§ EXERCISE AIM:
Reproduce the records below exactly, but leave their pictures out of the copy.

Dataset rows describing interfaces
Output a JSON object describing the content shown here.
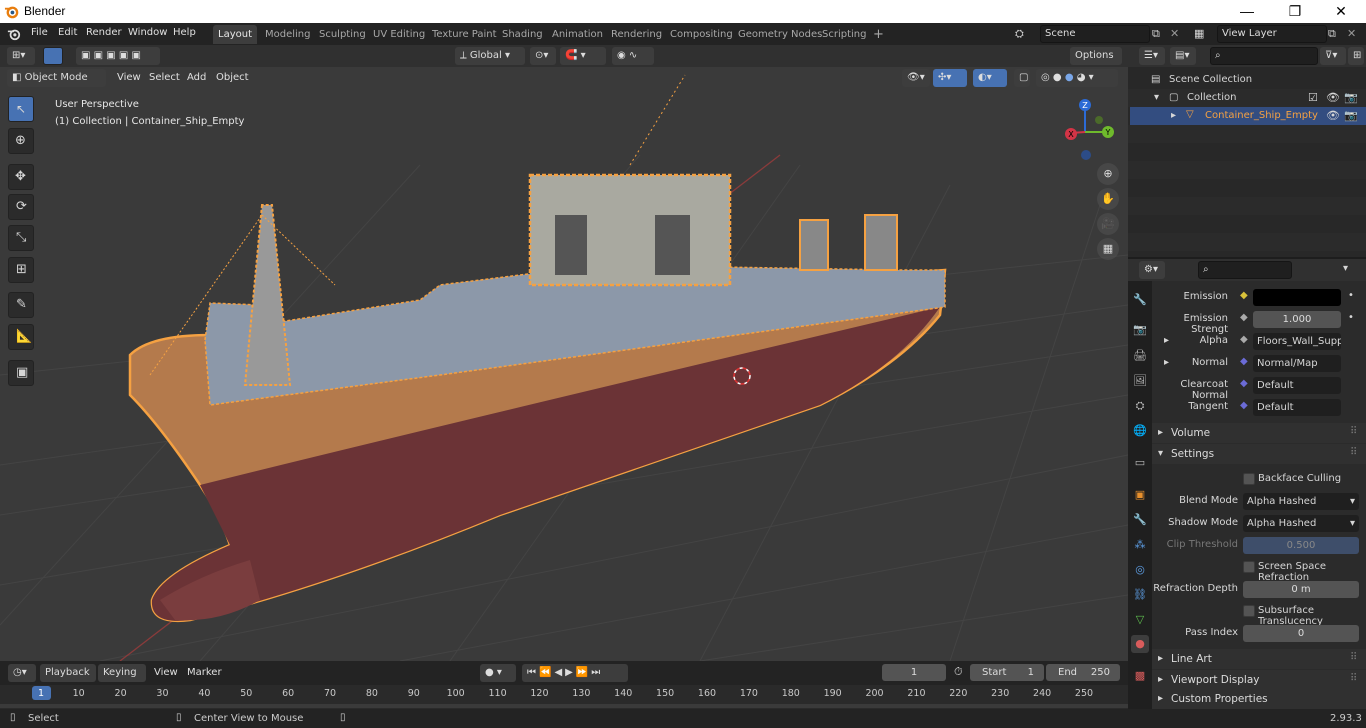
{
  "window": {
    "title": "Blender",
    "minimize": "—",
    "maximize": "❐",
    "close": "✕"
  },
  "menus": [
    "File",
    "Edit",
    "Render",
    "Window",
    "Help"
  ],
  "workspaces": [
    {
      "label": "Layout",
      "active": true
    },
    {
      "label": "Modeling",
      "active": false
    },
    {
      "label": "Sculpting",
      "active": false
    },
    {
      "label": "UV Editing",
      "active": false
    },
    {
      "label": "Texture Paint",
      "active": false
    },
    {
      "label": "Shading",
      "active": false
    },
    {
      "label": "Animation",
      "active": false
    },
    {
      "label": "Rendering",
      "active": false
    },
    {
      "label": "Compositing",
      "active": false
    },
    {
      "label": "Geometry Nodes",
      "active": false
    },
    {
      "label": "Scripting",
      "active": false
    }
  ],
  "scene": {
    "name": "Scene"
  },
  "view_layer": {
    "name": "View Layer"
  },
  "viewport": {
    "transform_orientation": "Global",
    "options_label": "Options",
    "mode": "Object Mode",
    "menus": [
      "View",
      "Select",
      "Add",
      "Object"
    ],
    "overlay_perspective": "User Perspective",
    "overlay_collection": "(1) Collection | Container_Ship_Empty",
    "gizmo": {
      "z": "Z",
      "y": "Y",
      "x": "X"
    }
  },
  "outliner": {
    "root": "Scene Collection",
    "collection": "Collection",
    "object": "Container_Ship_Empty"
  },
  "properties": {
    "rows": [
      {
        "label": "Emission",
        "value": ""
      },
      {
        "label": "Emission Strengt",
        "value": "1.000"
      },
      {
        "label": "Alpha",
        "value": "Floors_Wall_Support..."
      },
      {
        "label": "Normal",
        "value": "Normal/Map"
      },
      {
        "label": "Clearcoat Normal",
        "value": "Default"
      },
      {
        "label": "Tangent",
        "value": "Default"
      }
    ],
    "volume_header": "Volume",
    "settings_header": "Settings",
    "backface_culling": "Backface Culling",
    "blend_mode_label": "Blend Mode",
    "blend_mode": "Alpha Hashed",
    "shadow_mode_label": "Shadow Mode",
    "shadow_mode": "Alpha Hashed",
    "clip_threshold_label": "Clip Threshold",
    "clip_threshold": "0.500",
    "screen_space_refraction": "Screen Space Refraction",
    "refraction_depth_label": "Refraction Depth",
    "refraction_depth": "0 m",
    "subsurface_translucency": "Subsurface Translucency",
    "pass_index_label": "Pass Index",
    "pass_index": "0",
    "line_art": "Line Art",
    "viewport_display": "Viewport Display",
    "custom_properties": "Custom Properties"
  },
  "timeline": {
    "menus": [
      "Playback",
      "Keying",
      "View",
      "Marker"
    ],
    "current_frame": "1",
    "start_label": "Start",
    "start": "1",
    "end_label": "End",
    "end": "250",
    "ticks": [
      "1",
      "10",
      "20",
      "30",
      "40",
      "50",
      "60",
      "70",
      "80",
      "90",
      "100",
      "110",
      "120",
      "130",
      "140",
      "150",
      "160",
      "170",
      "180",
      "190",
      "200",
      "210",
      "220",
      "230",
      "240",
      "250"
    ]
  },
  "status": {
    "left": "Select",
    "middle": "Center View to Mouse",
    "version": "2.93.3"
  },
  "colors": {
    "accent": "#4772b3",
    "selection_outline": "#f5a142",
    "header": "#303030",
    "panel": "#2b2b2b"
  }
}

§ TASK ANSWER:
Output a JSON object describing the content shown here.
{
  "window": {
    "title": "Blender",
    "minimize": "—",
    "maximize": "❐",
    "close": "✕"
  },
  "menus": [
    "File",
    "Edit",
    "Render",
    "Window",
    "Help"
  ],
  "workspaces": [
    {
      "label": "Layout",
      "active": true
    },
    {
      "label": "Modeling",
      "active": false
    },
    {
      "label": "Sculpting",
      "active": false
    },
    {
      "label": "UV Editing",
      "active": false
    },
    {
      "label": "Texture Paint",
      "active": false
    },
    {
      "label": "Shading",
      "active": false
    },
    {
      "label": "Animation",
      "active": false
    },
    {
      "label": "Rendering",
      "active": false
    },
    {
      "label": "Compositing",
      "active": false
    },
    {
      "label": "Geometry Nodes",
      "active": false
    },
    {
      "label": "Scripting",
      "active": false
    }
  ],
  "scene": {
    "name": "Scene"
  },
  "view_layer": {
    "name": "View Layer"
  },
  "viewport": {
    "transform_orientation": "Global",
    "options_label": "Options",
    "mode": "Object Mode",
    "menus": [
      "View",
      "Select",
      "Add",
      "Object"
    ],
    "overlay_perspective": "User Perspective",
    "overlay_collection": "(1) Collection | Container_Ship_Empty",
    "gizmo": {
      "z": "Z",
      "y": "Y",
      "x": "X"
    }
  },
  "outliner": {
    "root": "Scene Collection",
    "collection": "Collection",
    "object": "Container_Ship_Empty"
  },
  "properties": {
    "rows": [
      {
        "label": "Emission",
        "value": ""
      },
      {
        "label": "Emission Strengt",
        "value": "1.000"
      },
      {
        "label": "Alpha",
        "value": "Floors_Wall_Support..."
      },
      {
        "label": "Normal",
        "value": "Normal/Map"
      },
      {
        "label": "Clearcoat Normal",
        "value": "Default"
      },
      {
        "label": "Tangent",
        "value": "Default"
      }
    ],
    "volume_header": "Volume",
    "settings_header": "Settings",
    "backface_culling": "Backface Culling",
    "blend_mode_label": "Blend Mode",
    "blend_mode": "Alpha Hashed",
    "shadow_mode_label": "Shadow Mode",
    "shadow_mode": "Alpha Hashed",
    "clip_threshold_label": "Clip Threshold",
    "clip_threshold": "0.500",
    "screen_space_refraction": "Screen Space Refraction",
    "refraction_depth_label": "Refraction Depth",
    "refraction_depth": "0 m",
    "subsurface_translucency": "Subsurface Translucency",
    "pass_index_label": "Pass Index",
    "pass_index": "0",
    "line_art": "Line Art",
    "viewport_display": "Viewport Display",
    "custom_properties": "Custom Properties"
  },
  "timeline": {
    "menus": [
      "Playback",
      "Keying",
      "View",
      "Marker"
    ],
    "current_frame": "1",
    "start_label": "Start",
    "start": "1",
    "end_label": "End",
    "end": "250",
    "ticks": [
      "1",
      "10",
      "20",
      "30",
      "40",
      "50",
      "60",
      "70",
      "80",
      "90",
      "100",
      "110",
      "120",
      "130",
      "140",
      "150",
      "160",
      "170",
      "180",
      "190",
      "200",
      "210",
      "220",
      "230",
      "240",
      "250"
    ]
  },
  "status": {
    "left": "Select",
    "middle": "Center View to Mouse",
    "version": "2.93.3"
  },
  "colors": {
    "accent": "#4772b3",
    "selection_outline": "#f5a142",
    "header": "#303030",
    "panel": "#2b2b2b"
  }
}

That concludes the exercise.